* [ASSIGNED TASK]: Where the records hold the string "view", show the whole line it sits on.

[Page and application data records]
===============

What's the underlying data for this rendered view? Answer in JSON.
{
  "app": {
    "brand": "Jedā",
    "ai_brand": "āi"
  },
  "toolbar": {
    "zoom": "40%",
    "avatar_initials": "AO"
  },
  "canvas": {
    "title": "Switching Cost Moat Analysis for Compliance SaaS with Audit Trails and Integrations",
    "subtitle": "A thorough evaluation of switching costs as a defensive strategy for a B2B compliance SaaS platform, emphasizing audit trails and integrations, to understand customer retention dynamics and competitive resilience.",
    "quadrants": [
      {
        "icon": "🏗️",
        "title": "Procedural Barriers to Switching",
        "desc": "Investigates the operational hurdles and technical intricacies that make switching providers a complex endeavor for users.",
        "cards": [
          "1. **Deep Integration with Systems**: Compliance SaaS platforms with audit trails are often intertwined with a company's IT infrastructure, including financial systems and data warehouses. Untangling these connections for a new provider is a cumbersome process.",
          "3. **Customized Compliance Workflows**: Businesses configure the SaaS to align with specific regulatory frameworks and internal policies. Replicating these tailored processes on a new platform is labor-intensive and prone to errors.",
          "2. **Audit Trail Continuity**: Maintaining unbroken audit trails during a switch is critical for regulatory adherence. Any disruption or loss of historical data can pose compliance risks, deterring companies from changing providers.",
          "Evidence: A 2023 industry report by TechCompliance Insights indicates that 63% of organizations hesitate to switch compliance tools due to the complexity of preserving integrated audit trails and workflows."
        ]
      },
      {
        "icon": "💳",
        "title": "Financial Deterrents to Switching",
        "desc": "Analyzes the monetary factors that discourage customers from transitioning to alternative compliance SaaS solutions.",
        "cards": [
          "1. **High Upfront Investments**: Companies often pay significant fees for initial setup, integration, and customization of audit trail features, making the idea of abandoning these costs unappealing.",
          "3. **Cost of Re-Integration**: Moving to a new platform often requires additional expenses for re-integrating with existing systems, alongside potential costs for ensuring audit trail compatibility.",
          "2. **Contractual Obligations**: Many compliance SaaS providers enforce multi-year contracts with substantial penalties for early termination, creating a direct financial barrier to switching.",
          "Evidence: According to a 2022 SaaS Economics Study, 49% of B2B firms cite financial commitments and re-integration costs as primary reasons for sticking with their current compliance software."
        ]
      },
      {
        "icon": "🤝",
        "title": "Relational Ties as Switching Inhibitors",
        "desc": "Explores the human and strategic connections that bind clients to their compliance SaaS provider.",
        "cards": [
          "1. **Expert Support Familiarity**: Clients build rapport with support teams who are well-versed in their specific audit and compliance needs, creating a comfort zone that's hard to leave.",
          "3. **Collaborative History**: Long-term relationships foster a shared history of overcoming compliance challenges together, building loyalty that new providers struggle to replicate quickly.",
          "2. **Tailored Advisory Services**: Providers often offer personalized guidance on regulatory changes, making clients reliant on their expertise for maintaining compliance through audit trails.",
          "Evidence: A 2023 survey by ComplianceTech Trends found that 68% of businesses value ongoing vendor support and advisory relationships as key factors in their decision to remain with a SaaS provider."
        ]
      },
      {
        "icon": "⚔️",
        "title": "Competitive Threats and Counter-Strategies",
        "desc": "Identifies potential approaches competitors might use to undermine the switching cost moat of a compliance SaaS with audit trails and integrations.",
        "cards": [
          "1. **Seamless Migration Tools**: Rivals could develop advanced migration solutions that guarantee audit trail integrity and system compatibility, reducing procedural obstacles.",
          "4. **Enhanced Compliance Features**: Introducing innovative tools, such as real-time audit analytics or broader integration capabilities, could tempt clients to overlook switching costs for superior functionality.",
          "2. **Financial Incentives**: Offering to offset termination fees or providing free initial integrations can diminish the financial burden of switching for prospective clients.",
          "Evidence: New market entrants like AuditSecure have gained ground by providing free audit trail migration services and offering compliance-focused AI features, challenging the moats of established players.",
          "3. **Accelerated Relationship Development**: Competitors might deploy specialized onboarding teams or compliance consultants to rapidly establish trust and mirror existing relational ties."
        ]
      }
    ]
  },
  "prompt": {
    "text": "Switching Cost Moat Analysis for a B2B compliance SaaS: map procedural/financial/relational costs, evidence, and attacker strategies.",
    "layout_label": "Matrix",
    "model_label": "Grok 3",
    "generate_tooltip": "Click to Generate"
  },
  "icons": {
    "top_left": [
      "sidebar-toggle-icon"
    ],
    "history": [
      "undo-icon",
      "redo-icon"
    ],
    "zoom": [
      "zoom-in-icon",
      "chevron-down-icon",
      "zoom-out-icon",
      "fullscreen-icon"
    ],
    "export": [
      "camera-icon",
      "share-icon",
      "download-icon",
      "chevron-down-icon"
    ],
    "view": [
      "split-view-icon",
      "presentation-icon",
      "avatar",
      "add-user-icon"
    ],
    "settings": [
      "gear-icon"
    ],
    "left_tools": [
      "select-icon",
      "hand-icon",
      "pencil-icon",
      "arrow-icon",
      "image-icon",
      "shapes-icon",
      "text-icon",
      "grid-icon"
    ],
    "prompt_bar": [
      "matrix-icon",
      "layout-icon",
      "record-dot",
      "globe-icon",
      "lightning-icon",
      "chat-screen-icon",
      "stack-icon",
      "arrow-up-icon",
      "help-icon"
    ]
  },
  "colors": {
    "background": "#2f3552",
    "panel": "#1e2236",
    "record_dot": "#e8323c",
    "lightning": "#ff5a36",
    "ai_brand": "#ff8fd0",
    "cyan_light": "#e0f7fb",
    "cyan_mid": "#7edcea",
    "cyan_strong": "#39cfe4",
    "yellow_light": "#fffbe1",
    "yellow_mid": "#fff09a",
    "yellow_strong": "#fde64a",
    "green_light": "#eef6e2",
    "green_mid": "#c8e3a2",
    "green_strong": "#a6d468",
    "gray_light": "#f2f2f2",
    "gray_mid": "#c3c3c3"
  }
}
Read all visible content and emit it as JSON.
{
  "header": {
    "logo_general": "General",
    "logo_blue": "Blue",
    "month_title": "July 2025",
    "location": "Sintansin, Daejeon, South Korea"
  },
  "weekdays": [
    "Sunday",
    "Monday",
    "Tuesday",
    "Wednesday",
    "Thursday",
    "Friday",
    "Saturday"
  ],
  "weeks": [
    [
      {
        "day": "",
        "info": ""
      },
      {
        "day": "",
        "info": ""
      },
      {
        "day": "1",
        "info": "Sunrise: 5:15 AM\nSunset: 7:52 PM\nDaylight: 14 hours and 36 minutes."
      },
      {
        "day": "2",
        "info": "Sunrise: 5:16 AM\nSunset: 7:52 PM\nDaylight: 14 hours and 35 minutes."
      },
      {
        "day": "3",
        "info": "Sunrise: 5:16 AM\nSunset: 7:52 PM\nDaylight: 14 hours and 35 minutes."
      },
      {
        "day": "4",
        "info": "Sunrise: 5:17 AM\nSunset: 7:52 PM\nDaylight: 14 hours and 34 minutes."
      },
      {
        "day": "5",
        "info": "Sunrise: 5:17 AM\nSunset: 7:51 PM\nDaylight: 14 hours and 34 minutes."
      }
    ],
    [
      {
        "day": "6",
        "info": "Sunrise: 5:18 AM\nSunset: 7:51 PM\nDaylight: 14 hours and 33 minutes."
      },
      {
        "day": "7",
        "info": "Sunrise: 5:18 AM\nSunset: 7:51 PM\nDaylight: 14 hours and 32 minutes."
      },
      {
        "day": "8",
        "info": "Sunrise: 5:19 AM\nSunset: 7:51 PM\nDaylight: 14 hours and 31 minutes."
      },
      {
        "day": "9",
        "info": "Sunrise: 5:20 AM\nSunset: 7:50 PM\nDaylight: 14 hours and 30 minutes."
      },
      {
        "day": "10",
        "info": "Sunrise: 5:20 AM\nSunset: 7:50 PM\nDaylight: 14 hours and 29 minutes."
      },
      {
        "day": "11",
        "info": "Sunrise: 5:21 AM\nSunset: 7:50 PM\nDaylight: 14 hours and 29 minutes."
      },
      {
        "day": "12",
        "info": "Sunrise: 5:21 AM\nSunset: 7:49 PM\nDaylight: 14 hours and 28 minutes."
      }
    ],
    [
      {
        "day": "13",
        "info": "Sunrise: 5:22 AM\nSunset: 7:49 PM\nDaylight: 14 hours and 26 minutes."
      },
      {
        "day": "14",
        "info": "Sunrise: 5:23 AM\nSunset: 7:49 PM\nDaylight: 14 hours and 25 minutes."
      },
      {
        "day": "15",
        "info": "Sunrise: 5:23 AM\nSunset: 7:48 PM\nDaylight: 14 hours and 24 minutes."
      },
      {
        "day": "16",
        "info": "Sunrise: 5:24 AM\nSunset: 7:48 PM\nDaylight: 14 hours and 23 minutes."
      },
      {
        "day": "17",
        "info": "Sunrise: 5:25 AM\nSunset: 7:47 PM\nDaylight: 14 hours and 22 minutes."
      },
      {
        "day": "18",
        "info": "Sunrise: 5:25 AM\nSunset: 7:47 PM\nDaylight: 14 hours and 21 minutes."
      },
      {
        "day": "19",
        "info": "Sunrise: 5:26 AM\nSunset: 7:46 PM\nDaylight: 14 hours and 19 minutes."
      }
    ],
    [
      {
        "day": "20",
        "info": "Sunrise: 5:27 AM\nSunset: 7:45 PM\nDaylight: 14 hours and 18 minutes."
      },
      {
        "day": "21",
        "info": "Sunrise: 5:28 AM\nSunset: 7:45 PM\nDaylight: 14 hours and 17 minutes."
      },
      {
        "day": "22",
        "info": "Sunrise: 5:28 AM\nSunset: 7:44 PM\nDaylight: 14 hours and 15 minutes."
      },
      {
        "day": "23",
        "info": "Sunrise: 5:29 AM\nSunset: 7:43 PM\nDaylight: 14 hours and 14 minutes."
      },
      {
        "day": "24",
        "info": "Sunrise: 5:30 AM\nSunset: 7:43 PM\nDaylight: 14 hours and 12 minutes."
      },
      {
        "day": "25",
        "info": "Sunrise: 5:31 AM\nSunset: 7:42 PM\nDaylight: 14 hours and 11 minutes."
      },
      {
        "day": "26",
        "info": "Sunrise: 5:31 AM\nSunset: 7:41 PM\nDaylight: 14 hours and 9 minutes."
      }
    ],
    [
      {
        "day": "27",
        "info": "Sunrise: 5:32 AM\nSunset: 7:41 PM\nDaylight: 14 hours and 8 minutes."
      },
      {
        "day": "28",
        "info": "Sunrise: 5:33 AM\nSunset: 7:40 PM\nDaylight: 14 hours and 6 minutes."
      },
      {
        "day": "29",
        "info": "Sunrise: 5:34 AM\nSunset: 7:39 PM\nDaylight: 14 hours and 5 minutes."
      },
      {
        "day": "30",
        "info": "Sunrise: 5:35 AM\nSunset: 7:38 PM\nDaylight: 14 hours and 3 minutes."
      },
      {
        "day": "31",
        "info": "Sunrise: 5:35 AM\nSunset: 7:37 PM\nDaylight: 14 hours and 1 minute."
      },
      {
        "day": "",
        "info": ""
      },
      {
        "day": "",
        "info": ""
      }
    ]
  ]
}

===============

* [ANSWER TO THIS PROBLEM]:
What's the underlying data for this rendered view? Answer in JSON.
    "view": [
      "split-view-icon",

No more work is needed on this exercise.